* _What to do_: Scan the entries line by line and return those with "operations".
..............................
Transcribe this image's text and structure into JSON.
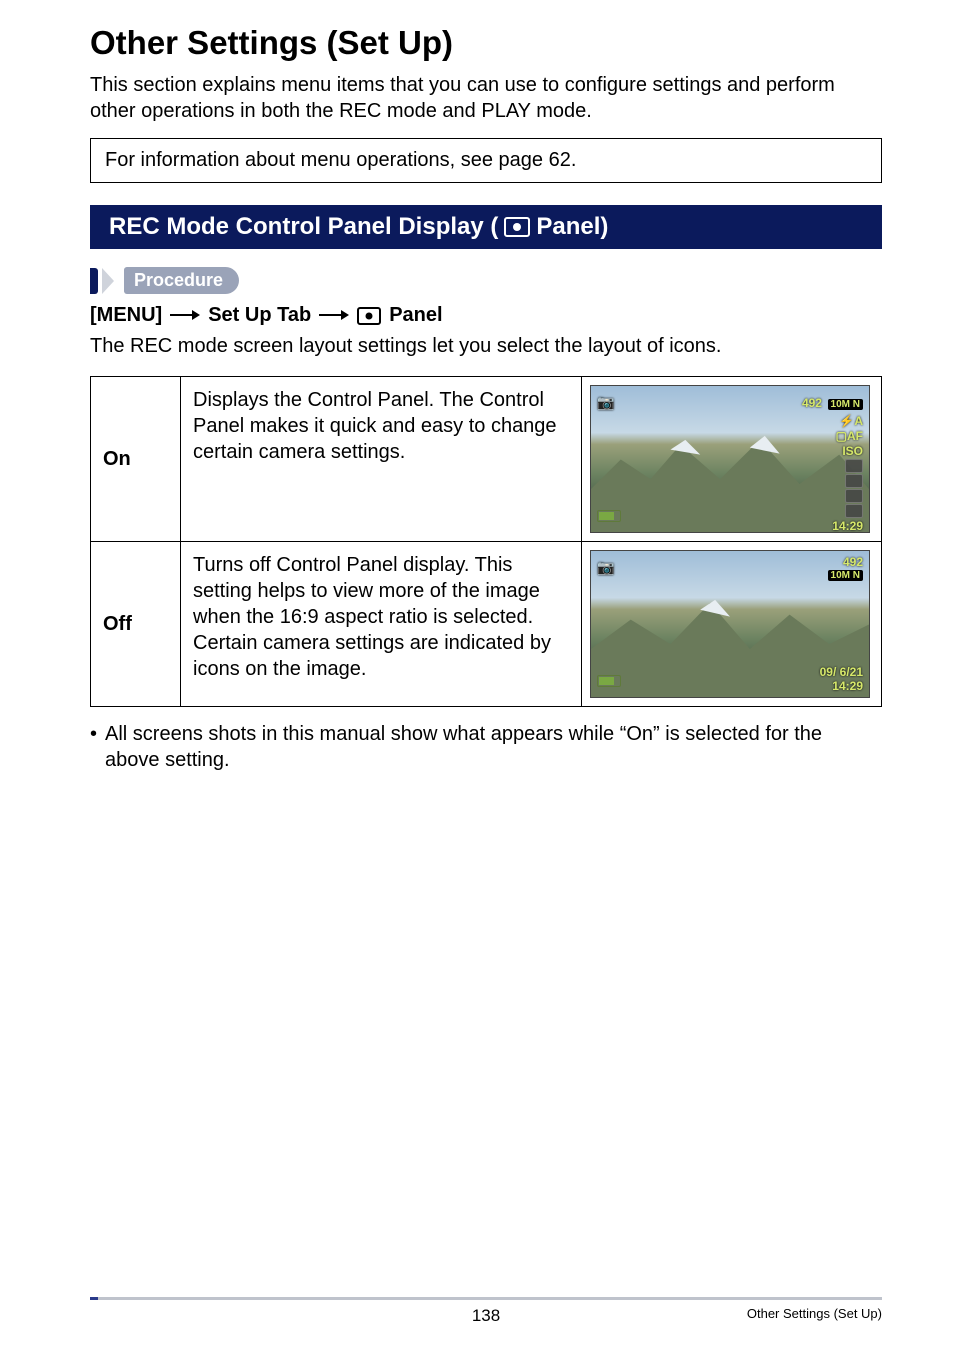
{
  "title": "Other Settings (Set Up)",
  "intro": "This section explains menu items that you can use to configure settings and perform other operations in both the REC mode and PLAY mode.",
  "info_box": "For information about menu operations, see page 62.",
  "section_bar": {
    "prefix": "REC Mode Control Panel Display (",
    "suffix": " Panel)"
  },
  "procedure_label": "Procedure",
  "breadcrumb": {
    "menu": "[MENU]",
    "tab": "Set Up Tab",
    "panel": "Panel"
  },
  "sub_intro": "The REC mode screen layout settings let you select the layout of icons.",
  "table": {
    "rows": [
      {
        "label": "On",
        "desc": "Displays the Control Panel. The Control Panel makes it quick and easy to change certain camera settings.",
        "overlay": {
          "counter": "492",
          "size_badge": "10M N",
          "flash": "⚡A",
          "af": "▢AF",
          "iso": "ISO",
          "time": "14:29",
          "show_side_icons": true
        }
      },
      {
        "label": "Off",
        "desc": "Turns off Control Panel display. This setting helps to view more of the image when the 16:9 aspect ratio is selected. Certain camera settings are indicated by icons on the image.",
        "overlay": {
          "counter": "492",
          "size_badge": "10M N",
          "date": "09/ 6/21",
          "time": "14:29",
          "show_side_icons": false
        }
      }
    ]
  },
  "bullet_note": "All screens shots in this manual show what appears while “On” is selected for the above setting.",
  "footer": {
    "page": "138",
    "section": "Other Settings (Set Up)"
  }
}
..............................
* _The answer_:
  "intro": "This section explains menu items that you can use to configure settings and perform other operations in both the REC mode and PLAY mode.",
  "info_box": "For information about menu operations, see page 62.",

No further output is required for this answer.